* Task statement *
Scan the entries that follow for the word "this", then report every line in which it appears.

* Recorded information *
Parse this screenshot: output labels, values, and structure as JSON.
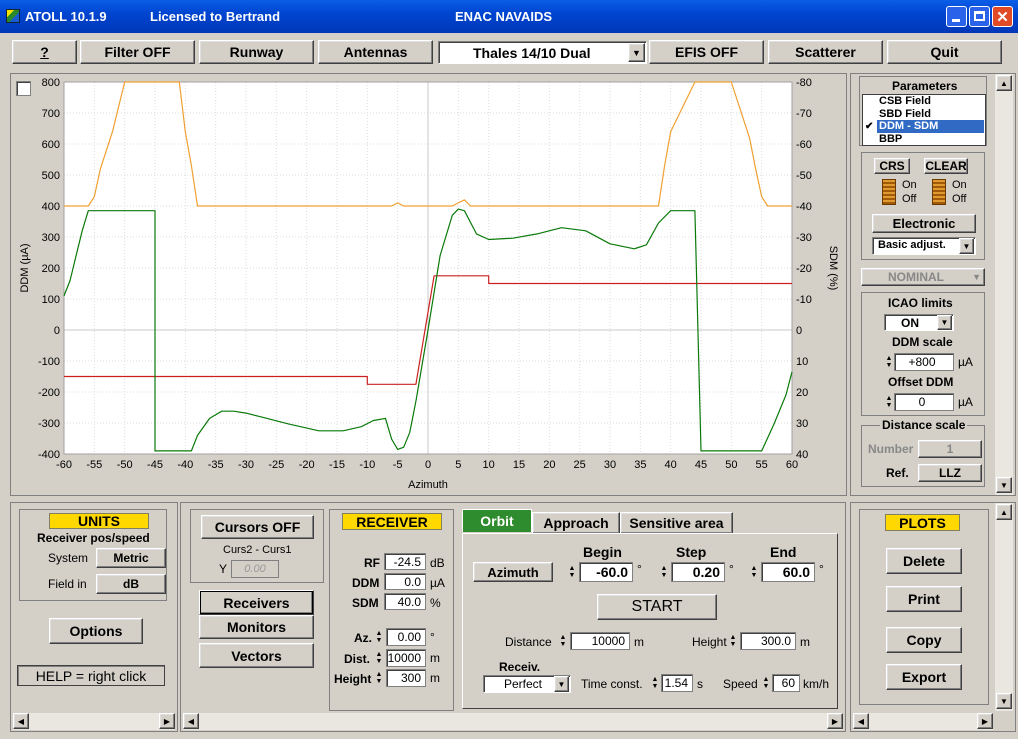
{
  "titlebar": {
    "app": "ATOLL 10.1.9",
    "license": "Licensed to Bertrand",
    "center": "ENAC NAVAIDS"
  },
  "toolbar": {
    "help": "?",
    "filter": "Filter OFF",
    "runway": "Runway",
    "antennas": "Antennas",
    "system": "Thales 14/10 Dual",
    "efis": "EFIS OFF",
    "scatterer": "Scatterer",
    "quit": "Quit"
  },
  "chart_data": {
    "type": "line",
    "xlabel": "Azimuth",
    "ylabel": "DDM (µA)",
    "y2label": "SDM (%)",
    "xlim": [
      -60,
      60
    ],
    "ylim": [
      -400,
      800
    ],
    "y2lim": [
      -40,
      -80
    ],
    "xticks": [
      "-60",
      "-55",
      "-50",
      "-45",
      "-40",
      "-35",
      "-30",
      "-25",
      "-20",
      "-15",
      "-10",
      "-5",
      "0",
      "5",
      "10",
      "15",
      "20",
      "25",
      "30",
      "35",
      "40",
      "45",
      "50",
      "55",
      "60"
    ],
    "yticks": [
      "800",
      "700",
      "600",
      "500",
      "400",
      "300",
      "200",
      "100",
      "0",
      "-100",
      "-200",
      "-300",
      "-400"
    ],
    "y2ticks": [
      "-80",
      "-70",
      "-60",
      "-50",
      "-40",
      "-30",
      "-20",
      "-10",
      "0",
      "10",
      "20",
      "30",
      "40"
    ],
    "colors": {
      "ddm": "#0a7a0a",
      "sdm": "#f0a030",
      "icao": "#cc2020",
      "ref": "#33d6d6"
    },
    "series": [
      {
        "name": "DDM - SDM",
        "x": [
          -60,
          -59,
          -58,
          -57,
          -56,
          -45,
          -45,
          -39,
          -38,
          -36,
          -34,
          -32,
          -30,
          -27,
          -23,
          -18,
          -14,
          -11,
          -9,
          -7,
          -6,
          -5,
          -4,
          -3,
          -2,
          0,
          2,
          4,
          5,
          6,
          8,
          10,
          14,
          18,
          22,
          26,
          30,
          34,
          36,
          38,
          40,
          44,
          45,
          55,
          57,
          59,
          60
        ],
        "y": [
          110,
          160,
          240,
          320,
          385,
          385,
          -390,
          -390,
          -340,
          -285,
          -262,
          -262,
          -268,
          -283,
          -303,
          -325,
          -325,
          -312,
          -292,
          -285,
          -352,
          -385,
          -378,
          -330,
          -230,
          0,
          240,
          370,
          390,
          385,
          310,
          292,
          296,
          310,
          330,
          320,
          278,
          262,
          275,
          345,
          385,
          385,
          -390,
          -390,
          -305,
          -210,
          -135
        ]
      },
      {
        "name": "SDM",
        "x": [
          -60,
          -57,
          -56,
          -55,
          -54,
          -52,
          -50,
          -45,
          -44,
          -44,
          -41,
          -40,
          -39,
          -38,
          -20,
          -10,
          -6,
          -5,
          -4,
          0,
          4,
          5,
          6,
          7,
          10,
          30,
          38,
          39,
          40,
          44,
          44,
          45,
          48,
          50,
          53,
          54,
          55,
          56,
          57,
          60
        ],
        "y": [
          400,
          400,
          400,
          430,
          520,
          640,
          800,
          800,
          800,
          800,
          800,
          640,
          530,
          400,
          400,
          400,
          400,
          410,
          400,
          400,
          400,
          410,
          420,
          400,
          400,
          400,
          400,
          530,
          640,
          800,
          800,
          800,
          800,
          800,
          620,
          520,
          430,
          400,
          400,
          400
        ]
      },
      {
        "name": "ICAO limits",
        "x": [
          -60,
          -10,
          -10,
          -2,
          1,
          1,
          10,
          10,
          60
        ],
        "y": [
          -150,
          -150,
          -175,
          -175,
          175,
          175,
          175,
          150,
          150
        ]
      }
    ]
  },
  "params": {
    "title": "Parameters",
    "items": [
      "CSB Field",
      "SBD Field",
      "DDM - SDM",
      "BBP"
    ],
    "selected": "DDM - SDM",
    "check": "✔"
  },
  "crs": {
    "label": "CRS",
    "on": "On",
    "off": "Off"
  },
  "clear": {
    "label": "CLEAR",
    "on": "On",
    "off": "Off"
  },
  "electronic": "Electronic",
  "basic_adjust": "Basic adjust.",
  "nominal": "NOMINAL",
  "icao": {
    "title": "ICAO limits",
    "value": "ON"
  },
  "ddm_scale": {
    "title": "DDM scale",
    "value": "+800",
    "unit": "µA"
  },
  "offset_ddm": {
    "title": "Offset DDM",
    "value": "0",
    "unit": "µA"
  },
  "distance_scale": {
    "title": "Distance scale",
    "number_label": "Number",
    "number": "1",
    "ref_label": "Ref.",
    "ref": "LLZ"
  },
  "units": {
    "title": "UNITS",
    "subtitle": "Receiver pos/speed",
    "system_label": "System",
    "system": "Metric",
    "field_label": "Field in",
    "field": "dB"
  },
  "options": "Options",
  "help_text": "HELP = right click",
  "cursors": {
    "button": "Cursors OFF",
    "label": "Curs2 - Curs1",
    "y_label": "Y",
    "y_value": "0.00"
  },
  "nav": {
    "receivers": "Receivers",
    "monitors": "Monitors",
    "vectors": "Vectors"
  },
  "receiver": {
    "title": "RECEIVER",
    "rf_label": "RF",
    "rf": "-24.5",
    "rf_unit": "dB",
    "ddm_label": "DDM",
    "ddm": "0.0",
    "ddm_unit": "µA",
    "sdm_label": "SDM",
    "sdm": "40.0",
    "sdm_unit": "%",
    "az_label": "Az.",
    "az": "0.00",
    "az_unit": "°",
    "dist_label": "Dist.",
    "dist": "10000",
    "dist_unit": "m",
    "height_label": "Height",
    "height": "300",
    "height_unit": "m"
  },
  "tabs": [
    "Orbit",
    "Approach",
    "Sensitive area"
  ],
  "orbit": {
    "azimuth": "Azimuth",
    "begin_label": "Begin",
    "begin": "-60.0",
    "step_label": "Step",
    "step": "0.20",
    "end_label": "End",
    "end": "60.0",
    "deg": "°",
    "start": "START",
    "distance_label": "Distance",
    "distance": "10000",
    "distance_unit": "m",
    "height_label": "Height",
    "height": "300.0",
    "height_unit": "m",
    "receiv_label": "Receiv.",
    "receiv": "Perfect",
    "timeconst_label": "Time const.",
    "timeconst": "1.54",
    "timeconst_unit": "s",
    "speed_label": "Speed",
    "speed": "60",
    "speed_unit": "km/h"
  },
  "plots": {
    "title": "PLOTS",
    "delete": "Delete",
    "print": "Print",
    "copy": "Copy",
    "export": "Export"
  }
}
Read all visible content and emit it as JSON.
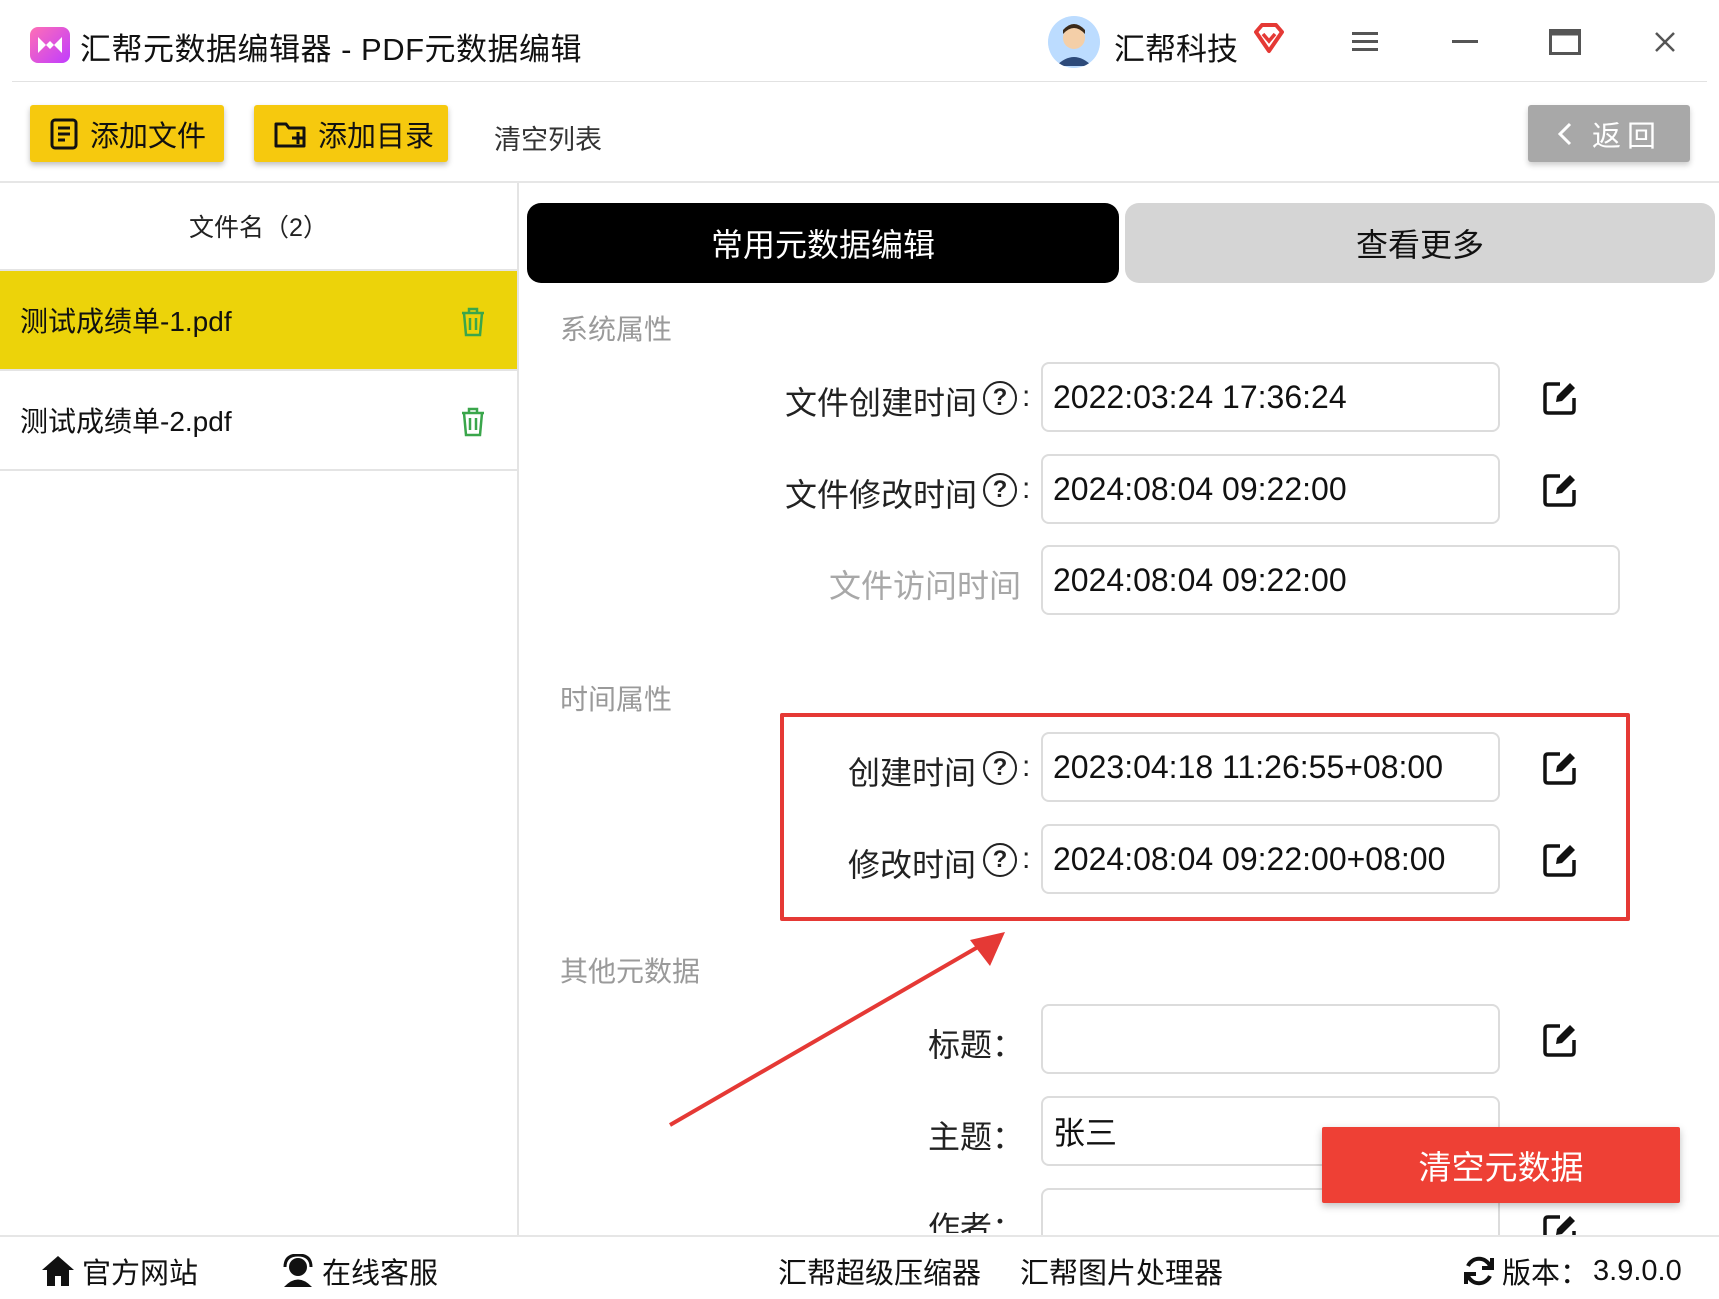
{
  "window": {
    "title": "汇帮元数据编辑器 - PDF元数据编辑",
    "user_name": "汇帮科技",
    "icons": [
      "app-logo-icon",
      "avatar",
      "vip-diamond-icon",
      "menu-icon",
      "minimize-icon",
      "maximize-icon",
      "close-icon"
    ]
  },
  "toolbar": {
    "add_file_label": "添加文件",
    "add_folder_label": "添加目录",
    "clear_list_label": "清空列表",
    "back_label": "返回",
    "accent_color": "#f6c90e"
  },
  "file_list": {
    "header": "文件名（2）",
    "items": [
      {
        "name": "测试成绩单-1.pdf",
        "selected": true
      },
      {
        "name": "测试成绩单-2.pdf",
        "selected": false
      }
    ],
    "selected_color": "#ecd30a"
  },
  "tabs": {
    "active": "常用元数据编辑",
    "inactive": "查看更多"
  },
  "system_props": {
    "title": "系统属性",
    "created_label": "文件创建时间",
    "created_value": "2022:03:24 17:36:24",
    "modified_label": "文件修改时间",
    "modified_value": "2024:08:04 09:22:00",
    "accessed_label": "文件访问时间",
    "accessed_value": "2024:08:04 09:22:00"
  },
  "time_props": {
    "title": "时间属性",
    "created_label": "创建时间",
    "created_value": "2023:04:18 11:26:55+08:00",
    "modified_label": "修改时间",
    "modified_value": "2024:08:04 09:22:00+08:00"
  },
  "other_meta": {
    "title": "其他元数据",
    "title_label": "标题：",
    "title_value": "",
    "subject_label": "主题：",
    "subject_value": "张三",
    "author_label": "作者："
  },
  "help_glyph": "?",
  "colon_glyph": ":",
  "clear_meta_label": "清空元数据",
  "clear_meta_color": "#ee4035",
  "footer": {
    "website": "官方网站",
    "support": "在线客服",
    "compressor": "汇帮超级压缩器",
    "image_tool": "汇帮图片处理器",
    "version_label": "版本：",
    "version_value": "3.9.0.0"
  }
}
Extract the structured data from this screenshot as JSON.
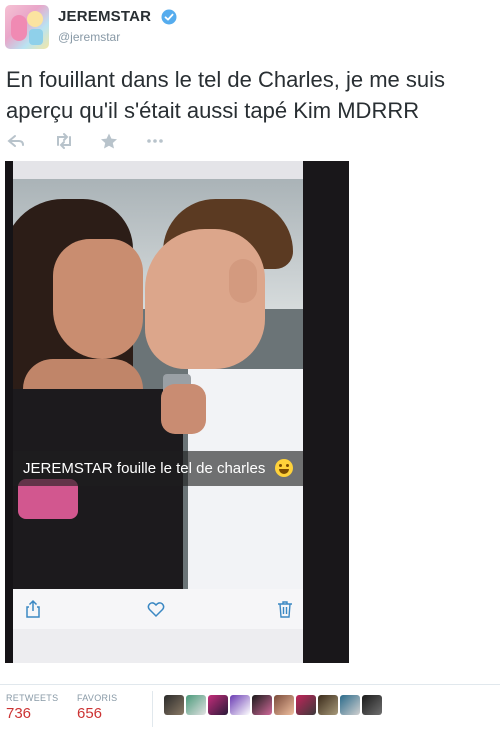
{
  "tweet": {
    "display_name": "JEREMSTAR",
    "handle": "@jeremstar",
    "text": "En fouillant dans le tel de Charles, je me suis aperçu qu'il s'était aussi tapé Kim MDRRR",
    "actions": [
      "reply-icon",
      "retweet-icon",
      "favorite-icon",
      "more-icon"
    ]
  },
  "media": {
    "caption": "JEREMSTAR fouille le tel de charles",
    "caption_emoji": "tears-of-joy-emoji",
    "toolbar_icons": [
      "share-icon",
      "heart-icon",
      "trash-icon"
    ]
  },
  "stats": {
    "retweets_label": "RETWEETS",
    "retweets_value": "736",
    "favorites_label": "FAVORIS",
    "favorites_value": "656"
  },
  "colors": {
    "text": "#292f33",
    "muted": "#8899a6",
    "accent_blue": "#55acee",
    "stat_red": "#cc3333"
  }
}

* Written reply *
Parse this screenshot: output labels, values, and structure as JSON.
Extract the structured data from this screenshot as JSON.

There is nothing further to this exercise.